== Records shown

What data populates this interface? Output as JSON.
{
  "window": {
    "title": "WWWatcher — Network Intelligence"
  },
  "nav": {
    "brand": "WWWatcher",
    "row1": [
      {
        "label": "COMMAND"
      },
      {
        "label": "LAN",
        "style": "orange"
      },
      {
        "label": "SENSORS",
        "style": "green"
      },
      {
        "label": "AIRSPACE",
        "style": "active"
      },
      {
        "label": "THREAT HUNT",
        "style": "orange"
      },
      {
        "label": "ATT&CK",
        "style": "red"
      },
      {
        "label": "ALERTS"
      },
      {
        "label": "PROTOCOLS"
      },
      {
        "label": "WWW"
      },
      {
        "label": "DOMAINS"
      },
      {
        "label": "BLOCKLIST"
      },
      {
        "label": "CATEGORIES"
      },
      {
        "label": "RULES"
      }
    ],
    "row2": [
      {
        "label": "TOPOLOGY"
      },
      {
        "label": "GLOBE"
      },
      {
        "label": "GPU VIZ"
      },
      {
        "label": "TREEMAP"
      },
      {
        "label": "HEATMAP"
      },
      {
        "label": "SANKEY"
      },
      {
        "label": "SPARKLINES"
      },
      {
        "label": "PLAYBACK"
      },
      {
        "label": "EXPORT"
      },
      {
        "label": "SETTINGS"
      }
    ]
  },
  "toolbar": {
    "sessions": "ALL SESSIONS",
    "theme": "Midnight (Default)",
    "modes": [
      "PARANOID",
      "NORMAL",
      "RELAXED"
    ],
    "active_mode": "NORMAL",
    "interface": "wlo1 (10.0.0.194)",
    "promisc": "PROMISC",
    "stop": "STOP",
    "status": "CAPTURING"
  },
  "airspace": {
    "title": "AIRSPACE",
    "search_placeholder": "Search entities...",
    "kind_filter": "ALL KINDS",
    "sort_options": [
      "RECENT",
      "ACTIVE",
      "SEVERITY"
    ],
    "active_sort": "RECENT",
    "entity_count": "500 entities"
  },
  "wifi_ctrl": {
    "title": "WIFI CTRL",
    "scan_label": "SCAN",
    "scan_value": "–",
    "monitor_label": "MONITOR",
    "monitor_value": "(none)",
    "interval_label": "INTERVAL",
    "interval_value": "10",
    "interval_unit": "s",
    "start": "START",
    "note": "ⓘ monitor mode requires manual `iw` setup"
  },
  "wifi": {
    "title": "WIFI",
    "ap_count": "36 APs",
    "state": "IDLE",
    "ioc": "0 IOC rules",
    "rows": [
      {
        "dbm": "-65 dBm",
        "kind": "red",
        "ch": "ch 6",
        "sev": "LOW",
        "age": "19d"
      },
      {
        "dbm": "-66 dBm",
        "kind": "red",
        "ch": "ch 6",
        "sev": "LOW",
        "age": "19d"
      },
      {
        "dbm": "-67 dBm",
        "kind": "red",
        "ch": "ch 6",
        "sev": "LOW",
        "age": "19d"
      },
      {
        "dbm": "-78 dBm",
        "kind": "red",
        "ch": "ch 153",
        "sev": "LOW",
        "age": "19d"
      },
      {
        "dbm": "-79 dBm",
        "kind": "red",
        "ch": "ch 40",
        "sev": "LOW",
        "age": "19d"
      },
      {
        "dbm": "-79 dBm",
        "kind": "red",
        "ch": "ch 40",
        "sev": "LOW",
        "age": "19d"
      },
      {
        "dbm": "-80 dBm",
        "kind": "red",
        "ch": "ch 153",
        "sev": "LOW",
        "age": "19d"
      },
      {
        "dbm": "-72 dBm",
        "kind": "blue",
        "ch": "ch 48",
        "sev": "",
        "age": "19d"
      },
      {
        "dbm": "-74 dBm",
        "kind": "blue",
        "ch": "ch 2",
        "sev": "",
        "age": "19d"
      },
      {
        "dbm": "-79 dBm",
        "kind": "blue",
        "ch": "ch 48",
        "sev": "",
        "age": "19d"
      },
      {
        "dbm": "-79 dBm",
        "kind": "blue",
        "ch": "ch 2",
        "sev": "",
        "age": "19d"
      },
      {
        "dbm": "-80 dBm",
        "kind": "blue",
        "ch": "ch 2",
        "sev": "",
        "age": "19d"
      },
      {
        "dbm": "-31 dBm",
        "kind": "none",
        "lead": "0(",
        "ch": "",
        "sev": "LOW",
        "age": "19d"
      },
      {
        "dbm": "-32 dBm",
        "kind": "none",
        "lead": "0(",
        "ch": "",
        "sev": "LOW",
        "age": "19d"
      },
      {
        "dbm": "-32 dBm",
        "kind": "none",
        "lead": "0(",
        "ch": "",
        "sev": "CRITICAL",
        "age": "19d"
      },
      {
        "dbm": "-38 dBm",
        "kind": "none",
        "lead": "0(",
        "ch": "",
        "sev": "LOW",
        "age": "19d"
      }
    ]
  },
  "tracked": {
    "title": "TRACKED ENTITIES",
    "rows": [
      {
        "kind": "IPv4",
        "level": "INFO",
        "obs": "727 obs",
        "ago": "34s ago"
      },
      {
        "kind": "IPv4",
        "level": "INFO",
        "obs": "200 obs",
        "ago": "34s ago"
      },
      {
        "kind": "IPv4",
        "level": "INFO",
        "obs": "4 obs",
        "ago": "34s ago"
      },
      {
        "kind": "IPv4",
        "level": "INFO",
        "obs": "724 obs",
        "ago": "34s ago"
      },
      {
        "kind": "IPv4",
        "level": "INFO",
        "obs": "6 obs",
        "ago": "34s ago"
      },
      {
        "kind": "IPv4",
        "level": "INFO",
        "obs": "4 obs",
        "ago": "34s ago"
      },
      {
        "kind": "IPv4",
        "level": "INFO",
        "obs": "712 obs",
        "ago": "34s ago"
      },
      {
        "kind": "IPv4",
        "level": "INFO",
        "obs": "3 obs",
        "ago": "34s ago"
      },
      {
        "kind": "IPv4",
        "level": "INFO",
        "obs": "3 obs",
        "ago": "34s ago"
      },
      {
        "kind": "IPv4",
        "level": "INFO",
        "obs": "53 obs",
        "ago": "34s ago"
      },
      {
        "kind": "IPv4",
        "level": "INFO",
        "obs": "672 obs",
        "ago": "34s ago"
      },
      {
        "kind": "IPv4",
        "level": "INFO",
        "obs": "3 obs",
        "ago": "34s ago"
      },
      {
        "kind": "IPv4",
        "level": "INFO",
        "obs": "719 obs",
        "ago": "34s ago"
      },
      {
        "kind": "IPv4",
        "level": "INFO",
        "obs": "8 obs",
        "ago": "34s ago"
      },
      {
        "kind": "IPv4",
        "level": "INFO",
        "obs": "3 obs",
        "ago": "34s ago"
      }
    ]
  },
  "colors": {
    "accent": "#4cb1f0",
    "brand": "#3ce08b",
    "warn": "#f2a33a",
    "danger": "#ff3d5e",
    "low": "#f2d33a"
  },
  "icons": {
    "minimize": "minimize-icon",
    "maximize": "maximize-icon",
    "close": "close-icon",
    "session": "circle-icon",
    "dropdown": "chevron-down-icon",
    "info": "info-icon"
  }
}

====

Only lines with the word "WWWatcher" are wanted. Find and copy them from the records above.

◆ Finished exercise
    "title": "WWWatcher — Network Intelligence"
    "brand": "WWWatcher",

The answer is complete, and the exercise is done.